* [Task to carry out]: Your task is to output the data exactly as it stands.

· · · · · · ·

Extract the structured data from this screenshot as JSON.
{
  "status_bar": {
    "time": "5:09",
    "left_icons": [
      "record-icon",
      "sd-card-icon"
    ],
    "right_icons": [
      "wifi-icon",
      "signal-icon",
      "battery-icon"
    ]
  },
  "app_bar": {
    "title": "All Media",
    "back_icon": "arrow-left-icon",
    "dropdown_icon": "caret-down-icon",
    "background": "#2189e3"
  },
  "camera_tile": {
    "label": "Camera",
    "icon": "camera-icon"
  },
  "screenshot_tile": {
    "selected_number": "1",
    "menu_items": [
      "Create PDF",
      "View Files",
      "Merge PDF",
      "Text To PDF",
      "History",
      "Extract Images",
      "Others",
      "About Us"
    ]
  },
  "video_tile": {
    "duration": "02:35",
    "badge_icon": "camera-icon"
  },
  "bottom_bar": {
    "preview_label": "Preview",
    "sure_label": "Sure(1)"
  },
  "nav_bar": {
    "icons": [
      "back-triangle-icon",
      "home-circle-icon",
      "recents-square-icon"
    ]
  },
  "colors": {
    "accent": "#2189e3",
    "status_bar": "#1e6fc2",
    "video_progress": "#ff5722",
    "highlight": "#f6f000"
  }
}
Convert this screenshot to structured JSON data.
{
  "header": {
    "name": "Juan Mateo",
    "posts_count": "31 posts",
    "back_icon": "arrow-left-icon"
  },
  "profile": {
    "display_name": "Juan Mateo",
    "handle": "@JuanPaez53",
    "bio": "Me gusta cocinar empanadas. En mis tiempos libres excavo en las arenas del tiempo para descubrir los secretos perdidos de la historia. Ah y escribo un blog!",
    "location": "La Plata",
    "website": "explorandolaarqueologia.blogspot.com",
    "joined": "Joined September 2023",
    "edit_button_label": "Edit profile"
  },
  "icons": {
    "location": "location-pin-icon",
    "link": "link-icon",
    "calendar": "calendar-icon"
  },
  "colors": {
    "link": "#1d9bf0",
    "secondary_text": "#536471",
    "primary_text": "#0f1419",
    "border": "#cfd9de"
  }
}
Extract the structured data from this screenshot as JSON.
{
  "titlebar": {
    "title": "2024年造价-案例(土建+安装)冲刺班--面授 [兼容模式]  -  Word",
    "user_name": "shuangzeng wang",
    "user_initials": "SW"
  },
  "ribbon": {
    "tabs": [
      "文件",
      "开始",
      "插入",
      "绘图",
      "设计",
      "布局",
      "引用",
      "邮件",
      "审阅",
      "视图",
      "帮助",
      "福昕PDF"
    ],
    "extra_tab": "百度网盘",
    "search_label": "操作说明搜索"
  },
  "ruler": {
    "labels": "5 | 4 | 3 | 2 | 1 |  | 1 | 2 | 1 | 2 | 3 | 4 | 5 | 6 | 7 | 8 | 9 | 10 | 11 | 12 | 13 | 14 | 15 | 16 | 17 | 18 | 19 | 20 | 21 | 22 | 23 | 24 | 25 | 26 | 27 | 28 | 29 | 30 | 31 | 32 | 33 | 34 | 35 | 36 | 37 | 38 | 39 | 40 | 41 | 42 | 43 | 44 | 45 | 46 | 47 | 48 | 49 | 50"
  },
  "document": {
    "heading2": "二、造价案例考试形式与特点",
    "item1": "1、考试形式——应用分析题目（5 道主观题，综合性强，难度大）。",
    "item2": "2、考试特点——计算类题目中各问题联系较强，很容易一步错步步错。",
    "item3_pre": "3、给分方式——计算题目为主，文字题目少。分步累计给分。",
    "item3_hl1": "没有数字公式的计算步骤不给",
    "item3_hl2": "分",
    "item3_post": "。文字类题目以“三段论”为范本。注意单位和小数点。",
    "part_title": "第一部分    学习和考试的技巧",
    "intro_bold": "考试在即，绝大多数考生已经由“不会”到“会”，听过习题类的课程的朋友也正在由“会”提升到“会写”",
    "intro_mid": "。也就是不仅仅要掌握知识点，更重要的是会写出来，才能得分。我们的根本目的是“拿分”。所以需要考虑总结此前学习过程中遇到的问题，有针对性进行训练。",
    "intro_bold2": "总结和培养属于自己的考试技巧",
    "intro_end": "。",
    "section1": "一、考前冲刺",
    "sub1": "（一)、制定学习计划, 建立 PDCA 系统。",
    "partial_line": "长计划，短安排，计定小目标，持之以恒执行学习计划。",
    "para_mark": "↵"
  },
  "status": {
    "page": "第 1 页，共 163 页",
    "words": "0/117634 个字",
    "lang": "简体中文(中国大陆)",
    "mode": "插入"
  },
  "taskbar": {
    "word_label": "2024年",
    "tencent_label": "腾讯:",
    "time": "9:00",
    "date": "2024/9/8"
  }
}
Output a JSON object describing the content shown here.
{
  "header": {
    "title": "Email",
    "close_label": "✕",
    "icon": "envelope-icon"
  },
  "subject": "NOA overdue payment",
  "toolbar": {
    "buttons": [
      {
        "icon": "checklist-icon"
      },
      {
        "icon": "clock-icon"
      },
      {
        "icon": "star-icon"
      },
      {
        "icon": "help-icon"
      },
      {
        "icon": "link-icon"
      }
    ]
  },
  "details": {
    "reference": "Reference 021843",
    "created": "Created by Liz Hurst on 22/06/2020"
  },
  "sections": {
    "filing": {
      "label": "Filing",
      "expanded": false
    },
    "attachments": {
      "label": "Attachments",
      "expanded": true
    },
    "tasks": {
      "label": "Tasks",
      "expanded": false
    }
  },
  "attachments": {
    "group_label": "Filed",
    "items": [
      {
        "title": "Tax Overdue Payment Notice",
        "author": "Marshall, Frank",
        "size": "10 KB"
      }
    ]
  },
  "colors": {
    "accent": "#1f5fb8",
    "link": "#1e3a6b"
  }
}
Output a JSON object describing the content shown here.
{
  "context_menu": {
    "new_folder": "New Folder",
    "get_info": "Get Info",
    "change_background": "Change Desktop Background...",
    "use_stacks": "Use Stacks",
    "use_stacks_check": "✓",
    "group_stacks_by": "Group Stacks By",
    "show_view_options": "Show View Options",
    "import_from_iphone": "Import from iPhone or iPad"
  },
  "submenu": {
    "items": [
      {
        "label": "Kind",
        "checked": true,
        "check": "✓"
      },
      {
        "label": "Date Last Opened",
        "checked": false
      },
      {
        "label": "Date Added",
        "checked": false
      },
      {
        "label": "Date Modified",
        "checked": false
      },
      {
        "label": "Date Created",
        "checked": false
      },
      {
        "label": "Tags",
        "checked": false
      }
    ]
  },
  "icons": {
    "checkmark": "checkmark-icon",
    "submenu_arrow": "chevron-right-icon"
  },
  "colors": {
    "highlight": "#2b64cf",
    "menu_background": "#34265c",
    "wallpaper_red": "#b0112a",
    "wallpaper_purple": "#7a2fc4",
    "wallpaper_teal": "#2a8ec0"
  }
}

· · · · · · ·

* [Exercise answer]:
Extract the structured data from this screenshot as JSON.
{
  "status_bar": {
    "time": "5:09",
    "left_icons": [
      "record-icon",
      "sd-card-icon"
    ],
    "right_icons": [
      "wifi-icon",
      "signal-icon",
      "battery-icon"
    ]
  },
  "app_bar": {
    "title": "All Media",
    "back_icon": "arrow-left-icon",
    "dropdown_icon": "caret-down-icon",
    "background": "#2189e3"
  },
  "camera_tile": {
    "label": "Camera",
    "icon": "camera-icon"
  },
  "screenshot_tile": {
    "selected_number": "1",
    "menu_items": [
      "Create PDF",
      "View Files",
      "Merge PDF",
      "Text To PDF",
      "History",
      "Extract Images",
      "Others",
      "About Us"
    ]
  },
  "video_tile": {
    "duration": "02:35",
    "badge_icon": "camera-icon"
  },
  "bottom_bar": {
    "preview_label": "Preview",
    "sure_label": "Sure(1)"
  },
  "nav_bar": {
    "icons": [
      "back-triangle-icon",
      "home-circle-icon",
      "recents-square-icon"
    ]
  },
  "colors": {
    "accent": "#2189e3",
    "status_bar": "#1e6fc2",
    "video_progress": "#ff5722",
    "highlight": "#f6f000"
  }
}
Convert this screenshot to structured JSON data.
{
  "header": {
    "name": "Juan Mateo",
    "posts_count": "31 posts",
    "back_icon": "arrow-left-icon"
  },
  "profile": {
    "display_name": "Juan Mateo",
    "handle": "@JuanPaez53",
    "bio": "Me gusta cocinar empanadas. En mis tiempos libres excavo en las arenas del tiempo para descubrir los secretos perdidos de la historia. Ah y escribo un blog!",
    "location": "La Plata",
    "website": "explorandolaarqueologia.blogspot.com",
    "joined": "Joined September 2023",
    "edit_button_label": "Edit profile"
  },
  "icons": {
    "location": "location-pin-icon",
    "link": "link-icon",
    "calendar": "calendar-icon"
  },
  "colors": {
    "link": "#1d9bf0",
    "secondary_text": "#536471",
    "primary_text": "#0f1419",
    "border": "#cfd9de"
  }
}
Extract the structured data from this screenshot as JSON.
{
  "titlebar": {
    "title": "2024年造价-案例(土建+安装)冲刺班--面授 [兼容模式]  -  Word",
    "user_name": "shuangzeng wang",
    "user_initials": "SW"
  },
  "ribbon": {
    "tabs": [
      "文件",
      "开始",
      "插入",
      "绘图",
      "设计",
      "布局",
      "引用",
      "邮件",
      "审阅",
      "视图",
      "帮助",
      "福昕PDF"
    ],
    "extra_tab": "百度网盘",
    "search_label": "操作说明搜索"
  },
  "ruler": {
    "labels": "5 | 4 | 3 | 2 | 1 |  | 1 | 2 | 1 | 2 | 3 | 4 | 5 | 6 | 7 | 8 | 9 | 10 | 11 | 12 | 13 | 14 | 15 | 16 | 17 | 18 | 19 | 20 | 21 | 22 | 23 | 24 | 25 | 26 | 27 | 28 | 29 | 30 | 31 | 32 | 33 | 34 | 35 | 36 | 37 | 38 | 39 | 40 | 41 | 42 | 43 | 44 | 45 | 46 | 47 | 48 | 49 | 50"
  },
  "document": {
    "heading2": "二、造价案例考试形式与特点",
    "item1": "1、考试形式——应用分析题目（5 道主观题，综合性强，难度大）。",
    "item2": "2、考试特点——计算类题目中各问题联系较强，很容易一步错步步错。",
    "item3_pre": "3、给分方式——计算题目为主，文字题目少。分步累计给分。",
    "item3_hl1": "没有数字公式的计算步骤不给",
    "item3_hl2": "分",
    "item3_post": "。文字类题目以“三段论”为范本。注意单位和小数点。",
    "part_title": "第一部分    学习和考试的技巧",
    "intro_bold": "考试在即，绝大多数考生已经由“不会”到“会”，听过习题类的课程的朋友也正在由“会”提升到“会写”",
    "intro_mid": "。也就是不仅仅要掌握知识点，更重要的是会写出来，才能得分。我们的根本目的是“拿分”。所以需要考虑总结此前学习过程中遇到的问题，有针对性进行训练。",
    "intro_bold2": "总结和培养属于自己的考试技巧",
    "intro_end": "。",
    "section1": "一、考前冲刺",
    "sub1": "（一)、制定学习计划, 建立 PDCA 系统。",
    "partial_line": "长计划，短安排，计定小目标，持之以恒执行学习计划。",
    "para_mark": "↵"
  },
  "status": {
    "page": "第 1 页，共 163 页",
    "words": "0/117634 个字",
    "lang": "简体中文(中国大陆)",
    "mode": "插入"
  },
  "taskbar": {
    "word_label": "2024年",
    "tencent_label": "腾讯:",
    "time": "9:00",
    "date": "2024/9/8"
  }
}
Output a JSON object describing the content shown here.
{
  "header": {
    "title": "Email",
    "close_label": "✕",
    "icon": "envelope-icon"
  },
  "subject": "NOA overdue payment",
  "toolbar": {
    "buttons": [
      {
        "icon": "checklist-icon"
      },
      {
        "icon": "clock-icon"
      },
      {
        "icon": "star-icon"
      },
      {
        "icon": "help-icon"
      },
      {
        "icon": "link-icon"
      }
    ]
  },
  "details": {
    "reference": "Reference 021843",
    "created": "Created by Liz Hurst on 22/06/2020"
  },
  "sections": {
    "filing": {
      "label": "Filing",
      "expanded": false
    },
    "attachments": {
      "label": "Attachments",
      "expanded": true
    },
    "tasks": {
      "label": "Tasks",
      "expanded": false
    }
  },
  "attachments": {
    "group_label": "Filed",
    "items": [
      {
        "title": "Tax Overdue Payment Notice",
        "author": "Marshall, Frank",
        "size": "10 KB"
      }
    ]
  },
  "colors": {
    "accent": "#1f5fb8",
    "link": "#1e3a6b"
  }
}
Output a JSON object describing the content shown here.
{
  "context_menu": {
    "new_folder": "New Folder",
    "get_info": "Get Info",
    "change_background": "Change Desktop Background...",
    "use_stacks": "Use Stacks",
    "use_stacks_check": "✓",
    "group_stacks_by": "Group Stacks By",
    "show_view_options": "Show View Options",
    "import_from_iphone": "Import from iPhone or iPad"
  },
  "submenu": {
    "items": [
      {
        "label": "Kind",
        "checked": true,
        "check": "✓"
      },
      {
        "label": "Date Last Opened",
        "checked": false
      },
      {
        "label": "Date Added",
        "checked": false
      },
      {
        "label": "Date Modified",
        "checked": false
      },
      {
        "label": "Date Created",
        "checked": false
      },
      {
        "label": "Tags",
        "checked": false
      }
    ]
  },
  "icons": {
    "checkmark": "checkmark-icon",
    "submenu_arrow": "chevron-right-icon"
  },
  "colors": {
    "highlight": "#2b64cf",
    "menu_background": "#34265c",
    "wallpaper_red": "#b0112a",
    "wallpaper_purple": "#7a2fc4",
    "wallpaper_teal": "#2a8ec0"
  }
}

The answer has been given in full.